Brenda Dawson worked hard, liked what she did, and was good at it. Brenda was
the senior customer service associate trainer with American Products, Inc., a state-
wide retail service organization with over 90 branch outlets. Typically, there were
about four to six customer service associates (CSAs) in each branch office.
Brenda reported to Bill Abbott, head of the Training Department. Bill and Brenda
started working in the Training Department at about the same time two years ago.
Since then, Bill had noticed Brenda’s natural talent for training. In his opinion, she
had considerable potential for higher levels of responsibility, too—which was why
he became concerned when Brenda started showing signs of becoming bored,
stressful, and, in general, unenthusiastic about her work. Bill wanted to deal with
the problem directly, but was not sure how to do it.
Late one day, after everyone had already left the offices, Bill took a break from a
report on which he was working to recall some of the history and circumstances
Brenda was initially hired to work as a CSA and compiled a strong record of
performance. After three years as a CSA, she was promoted to a position as
a CSA supervisor in one of the busier branch offices. When the position of
CSA trainer opened up, Brenda was a natural choice. She took over the CSA
trainer job just a few months before Bill Abbott was hired. So when Bill
moved in, Brenda was still learning the basics of training.
During this period, American Products was undergoing a lot of changes
itself as it struggled to meet a variety of new competitive challenges in the
marketplace. For example, in the boom economy of the time, CSA turnover
was high. At one point, Brenda had to teach 12 people in classes that were
designed for 8. And even with this 50 percent increase in training output,
there was still a six-week waiting list to get into the training. Brenda would
teach the class in the usual three-week period, take tests home at night to
grade, use two days to finish up class records and order supplies, then get right
back into the next class. When Bill finally received approval for a second
trainer, Brenda had to train that person in addition to her hectic workload.

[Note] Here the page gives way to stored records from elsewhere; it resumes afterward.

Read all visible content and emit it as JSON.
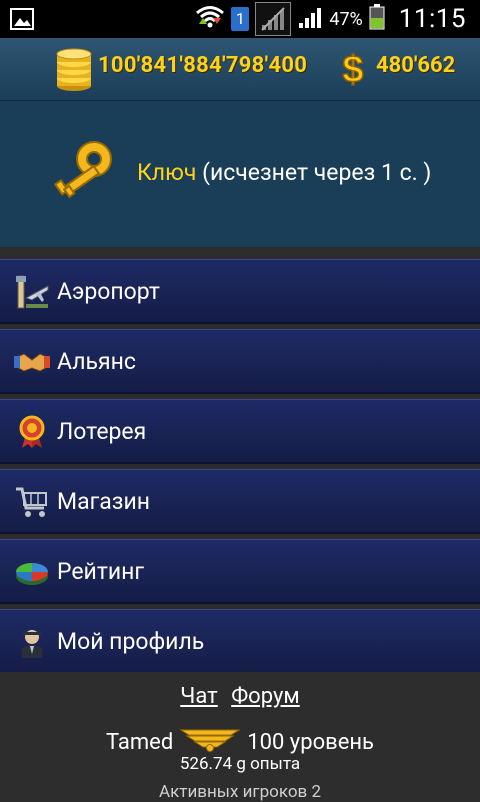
{
  "status_bar": {
    "notification_icon": "image-icon",
    "sim_label": "1",
    "battery_percent": "47%",
    "time": "11:15"
  },
  "currency": {
    "coins": "100'841'884'798'400",
    "dollars": "480'662"
  },
  "key_panel": {
    "item_name": "Ключ",
    "item_note": " (исчезнет через 1 с. )"
  },
  "menu": [
    {
      "label": "Аэропорт",
      "icon": "airport-icon"
    },
    {
      "label": "Альянс",
      "icon": "handshake-icon"
    },
    {
      "label": "Лотерея",
      "icon": "badge-icon"
    },
    {
      "label": "Магазин",
      "icon": "shopping-cart-icon"
    },
    {
      "label": "Рейтинг",
      "icon": "pie-chart-icon"
    },
    {
      "label": "Мой профиль",
      "icon": "pilot-icon"
    }
  ],
  "footer": {
    "chat_link": "Чат",
    "forum_link": "Форум",
    "username": "Tamed",
    "level": "100 уровень",
    "experience": "526.74 g опыта",
    "active_players": "Активных игроков 2"
  },
  "colors": {
    "accent_gold": "#ffd21a",
    "panel_blue": "#1b3e58",
    "menu_blue": "#1a2456",
    "footer_gray": "#2d2d2d"
  }
}
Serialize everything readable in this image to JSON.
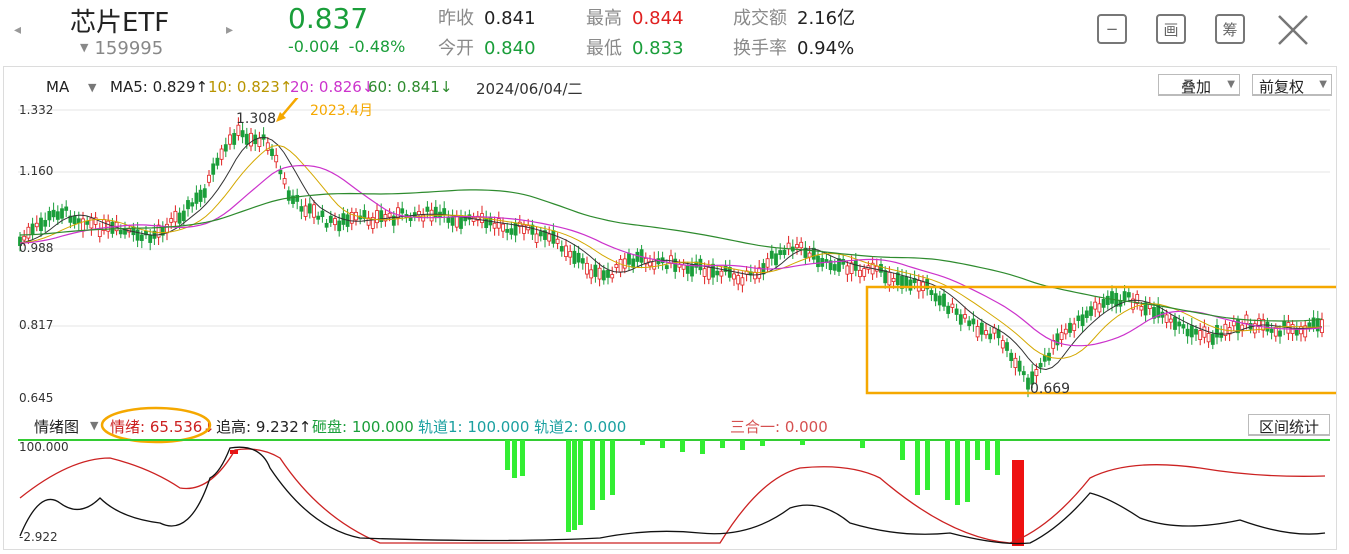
{
  "header": {
    "title": "芯片ETF",
    "code": "159995",
    "price": "0.837",
    "change": "-0.004",
    "change_pct": "-0.48%",
    "stats": {
      "prev_close_label": "昨收",
      "prev_close": "0.841",
      "open_label": "今开",
      "open": "0.840",
      "high_label": "最高",
      "high": "0.844",
      "low_label": "最低",
      "low": "0.833",
      "turnover_label": "成交额",
      "turnover": "2.16亿",
      "turnover_rate_label": "换手率",
      "turnover_rate": "0.94%"
    },
    "buttons": {
      "minimize": "−",
      "chart_mode": "画",
      "calc": "筹"
    },
    "colors": {
      "down": "#1a9e3a",
      "up": "#e02020",
      "gray": "#8a8a8a"
    }
  },
  "ma_bar": {
    "label": "MA",
    "ma5": "MA5: 0.829↑",
    "ma10": "10: 0.823↑",
    "ma20": "20: 0.826↓",
    "ma60": "60: 0.841↓",
    "date": "2024/06/04/二",
    "overlay_label": "叠加",
    "adjust_label": "前复权"
  },
  "main_chart": {
    "y_labels": [
      "1.332",
      "1.160",
      "0.988",
      "0.817",
      "0.645"
    ],
    "high_marker": "1.308",
    "low_marker": "0.669",
    "annotation": "2023.4月",
    "colors": {
      "ma5": "#333333",
      "ma10": "#d4a800",
      "ma20": "#cc33cc",
      "ma60": "#2e8b2e",
      "highlight": "#f5a800"
    }
  },
  "indicator_bar": {
    "name": "情绪图",
    "mood": "情绪: 65.536↓",
    "chase": "追高: 9.232↑",
    "smash": "砸盘: 100.000",
    "track1": "轨道1: 100.000",
    "track2": "轨道2: 0.000",
    "combo": "三合一: 0.000",
    "range_stats": "区间统计"
  },
  "sub_chart": {
    "y_top": "100.000",
    "y_bottom": "-2.922"
  }
}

Small wonder, Bill thought to himself, that she’s ready to do something else.
He reviewed the current situation in his department. There were five people in the
Training Department: in addition to Bill and Brenda, there was the second CSA
trainer, Chris; a management trainee program coordinator; and the departmental
secretary. All reported directly to Bill, who was now swamped with other projects.
Bill thought about what he wanted: fewer people reporting to him directly, a rein-
vigorated Brenda with new, more challenging assignments, and the entire CSA train-
ing effort coordinated and managed at a lower level.